**Supplied material:**
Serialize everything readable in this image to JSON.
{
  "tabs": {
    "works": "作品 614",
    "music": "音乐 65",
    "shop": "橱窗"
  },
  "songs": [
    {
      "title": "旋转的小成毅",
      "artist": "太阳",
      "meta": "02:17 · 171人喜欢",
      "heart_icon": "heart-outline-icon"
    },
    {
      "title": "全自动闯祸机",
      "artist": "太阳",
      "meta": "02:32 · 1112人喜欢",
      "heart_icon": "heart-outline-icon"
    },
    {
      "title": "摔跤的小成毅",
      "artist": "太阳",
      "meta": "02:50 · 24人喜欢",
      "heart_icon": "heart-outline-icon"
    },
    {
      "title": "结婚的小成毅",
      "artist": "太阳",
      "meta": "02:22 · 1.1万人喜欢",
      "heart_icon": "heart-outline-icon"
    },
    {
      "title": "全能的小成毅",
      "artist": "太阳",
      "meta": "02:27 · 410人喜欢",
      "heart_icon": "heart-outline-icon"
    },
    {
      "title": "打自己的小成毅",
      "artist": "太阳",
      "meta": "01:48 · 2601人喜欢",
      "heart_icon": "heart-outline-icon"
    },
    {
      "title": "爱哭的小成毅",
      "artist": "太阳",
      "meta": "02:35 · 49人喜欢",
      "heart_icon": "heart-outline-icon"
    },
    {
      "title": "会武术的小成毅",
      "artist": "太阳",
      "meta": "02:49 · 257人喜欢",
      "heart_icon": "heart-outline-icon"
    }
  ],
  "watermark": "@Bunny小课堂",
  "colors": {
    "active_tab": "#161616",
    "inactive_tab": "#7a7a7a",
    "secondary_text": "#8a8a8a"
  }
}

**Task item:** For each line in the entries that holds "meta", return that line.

**Task answer:**
      "meta": "02:17 · 171人喜欢",
      "meta": "02:32 · 1112人喜欢",
      "meta": "02:50 · 24人喜欢",
      "meta": "02:22 · 1.1万人喜欢",
      "meta": "02:27 · 410人喜欢",
      "meta": "01:48 · 2601人喜欢",
      "meta": "02:35 · 49人喜欢",
      "meta": "02:49 · 257人喜欢",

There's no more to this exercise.